WHAT YOU NEED TO DO: Scan the material for the word "count" and copy each line where it occurs.

--------

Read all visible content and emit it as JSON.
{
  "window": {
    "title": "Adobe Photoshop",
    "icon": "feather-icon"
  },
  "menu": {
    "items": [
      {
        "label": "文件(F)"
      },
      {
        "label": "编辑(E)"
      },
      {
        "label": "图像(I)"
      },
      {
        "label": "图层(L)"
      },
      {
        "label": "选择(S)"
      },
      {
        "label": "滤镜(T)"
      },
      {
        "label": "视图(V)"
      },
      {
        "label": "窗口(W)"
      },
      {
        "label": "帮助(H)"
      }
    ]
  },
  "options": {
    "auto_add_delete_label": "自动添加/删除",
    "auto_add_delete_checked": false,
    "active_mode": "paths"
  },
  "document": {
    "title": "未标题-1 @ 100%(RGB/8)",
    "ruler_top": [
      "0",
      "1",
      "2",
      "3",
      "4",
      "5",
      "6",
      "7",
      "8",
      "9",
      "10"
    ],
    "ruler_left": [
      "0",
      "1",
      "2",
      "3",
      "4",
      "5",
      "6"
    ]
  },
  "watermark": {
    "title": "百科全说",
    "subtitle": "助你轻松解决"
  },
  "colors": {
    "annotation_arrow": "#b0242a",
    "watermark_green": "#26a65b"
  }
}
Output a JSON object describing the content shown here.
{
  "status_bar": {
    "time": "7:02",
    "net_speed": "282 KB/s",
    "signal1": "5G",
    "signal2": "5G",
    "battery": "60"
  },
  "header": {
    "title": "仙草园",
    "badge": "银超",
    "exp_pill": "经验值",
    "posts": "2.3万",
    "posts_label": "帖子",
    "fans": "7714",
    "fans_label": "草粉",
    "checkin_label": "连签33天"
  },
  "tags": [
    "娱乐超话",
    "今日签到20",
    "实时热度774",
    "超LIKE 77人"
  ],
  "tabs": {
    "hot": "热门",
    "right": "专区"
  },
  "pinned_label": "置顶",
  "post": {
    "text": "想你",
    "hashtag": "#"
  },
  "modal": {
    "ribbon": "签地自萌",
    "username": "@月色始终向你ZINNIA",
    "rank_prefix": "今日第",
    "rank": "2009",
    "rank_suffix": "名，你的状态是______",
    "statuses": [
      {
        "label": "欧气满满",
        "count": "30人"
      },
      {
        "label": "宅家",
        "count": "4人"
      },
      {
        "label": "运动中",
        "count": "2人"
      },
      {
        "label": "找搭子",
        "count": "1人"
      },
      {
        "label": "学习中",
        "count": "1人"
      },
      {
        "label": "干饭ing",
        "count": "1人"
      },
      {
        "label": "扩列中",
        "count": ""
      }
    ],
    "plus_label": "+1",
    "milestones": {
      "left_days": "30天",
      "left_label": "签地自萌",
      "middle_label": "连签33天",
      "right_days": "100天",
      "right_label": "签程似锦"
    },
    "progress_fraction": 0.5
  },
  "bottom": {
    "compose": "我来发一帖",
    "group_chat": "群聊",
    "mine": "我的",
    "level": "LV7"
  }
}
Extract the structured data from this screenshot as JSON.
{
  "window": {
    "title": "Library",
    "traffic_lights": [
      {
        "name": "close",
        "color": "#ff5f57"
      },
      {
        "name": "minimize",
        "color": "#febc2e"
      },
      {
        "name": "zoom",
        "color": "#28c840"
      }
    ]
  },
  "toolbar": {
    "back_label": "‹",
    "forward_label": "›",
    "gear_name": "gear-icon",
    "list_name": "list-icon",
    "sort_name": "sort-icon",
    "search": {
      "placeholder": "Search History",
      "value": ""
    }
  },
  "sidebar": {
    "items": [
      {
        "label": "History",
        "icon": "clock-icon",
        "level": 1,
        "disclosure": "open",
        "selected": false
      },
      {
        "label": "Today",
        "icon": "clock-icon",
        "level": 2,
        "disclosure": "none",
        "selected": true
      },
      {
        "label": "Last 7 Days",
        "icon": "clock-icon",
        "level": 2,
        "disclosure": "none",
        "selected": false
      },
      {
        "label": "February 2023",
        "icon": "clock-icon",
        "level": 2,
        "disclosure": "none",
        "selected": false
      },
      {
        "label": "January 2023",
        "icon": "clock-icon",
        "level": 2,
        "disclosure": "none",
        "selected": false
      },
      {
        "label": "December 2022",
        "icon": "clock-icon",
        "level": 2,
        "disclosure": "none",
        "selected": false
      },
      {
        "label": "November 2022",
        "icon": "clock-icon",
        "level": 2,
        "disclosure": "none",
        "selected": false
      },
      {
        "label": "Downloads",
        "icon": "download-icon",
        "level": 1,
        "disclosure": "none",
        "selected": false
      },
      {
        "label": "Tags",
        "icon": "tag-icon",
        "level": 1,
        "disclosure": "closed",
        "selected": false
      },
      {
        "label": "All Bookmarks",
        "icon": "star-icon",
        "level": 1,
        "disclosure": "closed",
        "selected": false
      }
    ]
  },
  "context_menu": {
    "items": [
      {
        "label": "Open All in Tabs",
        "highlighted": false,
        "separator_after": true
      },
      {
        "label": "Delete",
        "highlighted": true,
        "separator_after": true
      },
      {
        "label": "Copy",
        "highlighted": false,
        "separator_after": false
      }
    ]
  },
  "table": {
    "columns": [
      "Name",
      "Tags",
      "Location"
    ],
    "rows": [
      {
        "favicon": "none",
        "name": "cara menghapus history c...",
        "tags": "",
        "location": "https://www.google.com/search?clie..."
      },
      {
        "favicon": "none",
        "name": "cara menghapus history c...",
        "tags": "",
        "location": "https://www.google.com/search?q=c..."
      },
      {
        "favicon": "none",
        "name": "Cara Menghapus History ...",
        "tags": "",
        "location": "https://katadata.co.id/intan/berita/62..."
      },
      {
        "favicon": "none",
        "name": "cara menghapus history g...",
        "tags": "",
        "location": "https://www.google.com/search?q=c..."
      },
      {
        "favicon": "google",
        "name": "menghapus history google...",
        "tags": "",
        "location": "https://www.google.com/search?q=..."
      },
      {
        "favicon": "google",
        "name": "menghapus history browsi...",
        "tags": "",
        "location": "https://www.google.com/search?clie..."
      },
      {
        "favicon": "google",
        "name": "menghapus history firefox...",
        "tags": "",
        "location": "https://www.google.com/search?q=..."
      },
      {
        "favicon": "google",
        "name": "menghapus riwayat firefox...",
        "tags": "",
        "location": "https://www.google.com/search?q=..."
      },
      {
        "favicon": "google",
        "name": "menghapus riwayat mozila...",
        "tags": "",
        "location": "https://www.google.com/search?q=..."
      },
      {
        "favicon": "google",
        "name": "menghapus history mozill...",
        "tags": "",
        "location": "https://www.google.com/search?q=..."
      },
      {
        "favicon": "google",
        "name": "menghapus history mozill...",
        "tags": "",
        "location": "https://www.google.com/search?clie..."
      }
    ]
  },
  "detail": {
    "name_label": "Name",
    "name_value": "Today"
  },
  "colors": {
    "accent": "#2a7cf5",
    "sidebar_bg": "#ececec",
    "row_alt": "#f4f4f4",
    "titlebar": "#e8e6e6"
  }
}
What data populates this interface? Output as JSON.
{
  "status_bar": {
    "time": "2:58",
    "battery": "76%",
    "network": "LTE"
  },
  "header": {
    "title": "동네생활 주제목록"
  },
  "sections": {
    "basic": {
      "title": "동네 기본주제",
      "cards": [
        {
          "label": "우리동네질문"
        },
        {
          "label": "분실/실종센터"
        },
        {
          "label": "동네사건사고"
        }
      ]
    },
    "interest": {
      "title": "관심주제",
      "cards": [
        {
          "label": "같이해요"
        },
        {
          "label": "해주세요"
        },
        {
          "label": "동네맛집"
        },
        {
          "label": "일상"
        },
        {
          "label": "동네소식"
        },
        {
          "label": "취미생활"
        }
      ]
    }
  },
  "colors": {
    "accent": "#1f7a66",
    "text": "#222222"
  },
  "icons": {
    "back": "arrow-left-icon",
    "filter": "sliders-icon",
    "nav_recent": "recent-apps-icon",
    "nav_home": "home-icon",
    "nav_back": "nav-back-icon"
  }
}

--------

EXERCISE RESULT:
        "count": "30人"
        "count": "4人"
        "count": "2人"
        "count": "1人"
        "count": "1人"
        "count": "1人"
        "count": ""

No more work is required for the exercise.